This post has been a long time coming now. Ever since I decided some months back that I wanted more from my gear than what the X100 was providing, I started researching my next camera purchase. As any one that knows me can tell you, I'm big on research. Big on reading up on anything I want to buy. Once I start, I can become obsessive with my need to know just about everything there is to know about whatever I'm researching. Maybe it's the engineering part of my brain. Whatever the reason, I have a tendency to get lost in the details. Long story short, my X100 now sits along side an X-Pro1 and a 35mm prime. One heck of a collection, but what gets me is that I'm still researching. Still unsure if I made the right decision to stick with Fuji. Still wondering if I should have gone back to a DSLR or given micro four thirds another try.
It didn't really hit me how lost in the weeds I was until I read this post on Patrick LaRoque's blog. Now granted, I have never obsessed about the sharpness of any lens I have ever owned, but I have and am obsessing far too much about the gear in my bag. I have completely lost focus of what I want to do with my photography and the fact that it's the photographs that matter. I know very well that no one really cares about what I'm shooting with. No one cares if a photograph was made using a full frame camera or an iPhone, with a super sharp 35mm lens or a cheap plastic 50. What they care about is the photographs I share and the fact that they make me want to go create more photographs.
It's funny how many times I have been down this road in the past five years.
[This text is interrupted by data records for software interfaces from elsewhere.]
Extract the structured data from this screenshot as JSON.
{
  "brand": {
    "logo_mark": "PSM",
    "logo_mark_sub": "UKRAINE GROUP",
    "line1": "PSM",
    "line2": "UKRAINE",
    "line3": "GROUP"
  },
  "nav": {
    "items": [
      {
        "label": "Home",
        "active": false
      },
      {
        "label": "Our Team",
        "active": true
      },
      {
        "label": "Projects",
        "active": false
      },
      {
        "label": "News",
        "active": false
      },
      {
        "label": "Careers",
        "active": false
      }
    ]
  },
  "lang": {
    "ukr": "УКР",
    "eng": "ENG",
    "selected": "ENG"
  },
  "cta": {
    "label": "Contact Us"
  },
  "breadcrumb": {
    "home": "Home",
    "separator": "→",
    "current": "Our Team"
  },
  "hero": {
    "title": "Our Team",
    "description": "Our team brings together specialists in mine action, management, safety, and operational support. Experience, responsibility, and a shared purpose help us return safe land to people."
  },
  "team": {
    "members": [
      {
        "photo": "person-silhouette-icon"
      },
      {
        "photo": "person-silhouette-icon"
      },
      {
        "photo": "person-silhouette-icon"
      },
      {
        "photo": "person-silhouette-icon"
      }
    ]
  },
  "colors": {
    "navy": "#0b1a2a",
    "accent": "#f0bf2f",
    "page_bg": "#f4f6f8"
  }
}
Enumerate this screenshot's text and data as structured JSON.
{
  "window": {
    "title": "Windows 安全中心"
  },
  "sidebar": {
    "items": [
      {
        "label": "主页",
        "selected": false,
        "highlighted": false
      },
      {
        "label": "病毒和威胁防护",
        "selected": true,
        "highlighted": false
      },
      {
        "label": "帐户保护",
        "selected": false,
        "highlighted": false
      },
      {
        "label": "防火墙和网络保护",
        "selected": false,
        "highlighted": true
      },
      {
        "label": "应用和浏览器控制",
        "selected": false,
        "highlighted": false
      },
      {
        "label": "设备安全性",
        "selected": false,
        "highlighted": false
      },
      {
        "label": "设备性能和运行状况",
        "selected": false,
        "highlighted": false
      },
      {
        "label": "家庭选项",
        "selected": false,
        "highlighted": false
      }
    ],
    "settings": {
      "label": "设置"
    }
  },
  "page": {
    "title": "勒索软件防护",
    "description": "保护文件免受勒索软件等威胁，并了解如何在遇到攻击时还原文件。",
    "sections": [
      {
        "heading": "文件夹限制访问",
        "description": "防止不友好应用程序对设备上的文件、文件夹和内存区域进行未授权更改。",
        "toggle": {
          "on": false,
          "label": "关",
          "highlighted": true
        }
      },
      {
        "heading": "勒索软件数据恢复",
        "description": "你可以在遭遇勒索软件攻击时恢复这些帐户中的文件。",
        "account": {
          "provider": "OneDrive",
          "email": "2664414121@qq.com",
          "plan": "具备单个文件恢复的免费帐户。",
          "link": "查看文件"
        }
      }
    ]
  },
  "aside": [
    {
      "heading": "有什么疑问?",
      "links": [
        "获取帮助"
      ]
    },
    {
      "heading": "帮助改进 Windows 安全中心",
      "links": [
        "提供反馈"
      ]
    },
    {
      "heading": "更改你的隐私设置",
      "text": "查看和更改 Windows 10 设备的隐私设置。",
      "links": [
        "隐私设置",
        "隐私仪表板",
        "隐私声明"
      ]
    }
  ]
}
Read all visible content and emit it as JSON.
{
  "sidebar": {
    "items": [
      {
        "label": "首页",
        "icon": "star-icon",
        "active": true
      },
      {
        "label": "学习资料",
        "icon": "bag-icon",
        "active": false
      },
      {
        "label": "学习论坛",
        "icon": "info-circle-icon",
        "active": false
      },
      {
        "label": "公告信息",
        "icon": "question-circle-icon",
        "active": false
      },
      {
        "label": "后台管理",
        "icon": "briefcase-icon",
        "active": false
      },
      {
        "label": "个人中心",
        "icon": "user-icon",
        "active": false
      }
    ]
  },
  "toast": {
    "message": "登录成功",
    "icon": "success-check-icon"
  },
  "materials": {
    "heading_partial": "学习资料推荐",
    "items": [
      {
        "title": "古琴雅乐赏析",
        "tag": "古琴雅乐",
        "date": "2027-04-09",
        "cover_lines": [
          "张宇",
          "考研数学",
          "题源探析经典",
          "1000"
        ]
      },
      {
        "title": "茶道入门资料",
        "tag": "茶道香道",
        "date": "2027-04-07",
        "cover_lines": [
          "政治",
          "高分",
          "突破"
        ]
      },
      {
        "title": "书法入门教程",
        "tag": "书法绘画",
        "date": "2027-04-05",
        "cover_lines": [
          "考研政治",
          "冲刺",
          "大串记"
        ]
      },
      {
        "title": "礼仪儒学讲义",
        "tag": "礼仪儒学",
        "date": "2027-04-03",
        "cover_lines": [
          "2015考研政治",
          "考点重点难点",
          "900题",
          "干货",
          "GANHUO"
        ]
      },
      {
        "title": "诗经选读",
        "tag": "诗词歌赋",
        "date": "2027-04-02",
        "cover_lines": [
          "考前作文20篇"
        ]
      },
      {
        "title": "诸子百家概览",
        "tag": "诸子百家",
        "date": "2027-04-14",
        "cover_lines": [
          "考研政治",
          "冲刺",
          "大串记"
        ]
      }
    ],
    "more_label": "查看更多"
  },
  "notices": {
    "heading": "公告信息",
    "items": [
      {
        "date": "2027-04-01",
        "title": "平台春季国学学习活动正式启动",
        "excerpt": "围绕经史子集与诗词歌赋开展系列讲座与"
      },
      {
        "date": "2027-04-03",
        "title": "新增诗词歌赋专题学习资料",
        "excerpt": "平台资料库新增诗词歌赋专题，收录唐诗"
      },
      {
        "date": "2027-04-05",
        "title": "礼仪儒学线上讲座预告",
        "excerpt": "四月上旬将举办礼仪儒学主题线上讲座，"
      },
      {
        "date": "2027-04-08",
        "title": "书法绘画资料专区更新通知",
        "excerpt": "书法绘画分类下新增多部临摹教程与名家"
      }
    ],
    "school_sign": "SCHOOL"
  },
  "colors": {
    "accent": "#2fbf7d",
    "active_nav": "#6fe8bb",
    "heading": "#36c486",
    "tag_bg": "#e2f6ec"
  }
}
As much as I enjoy the craft of photography, I'm also fascinated by the tools that I use to make the photographs. I really do love the technology behing it all. As much as I hate to admit it, I'm still very much a geeky engineer at heart. I know that I'll continue to obsess because it's just in my nature, but hopefully these words will serve as a small reminder of what it is that I should be obsessing about.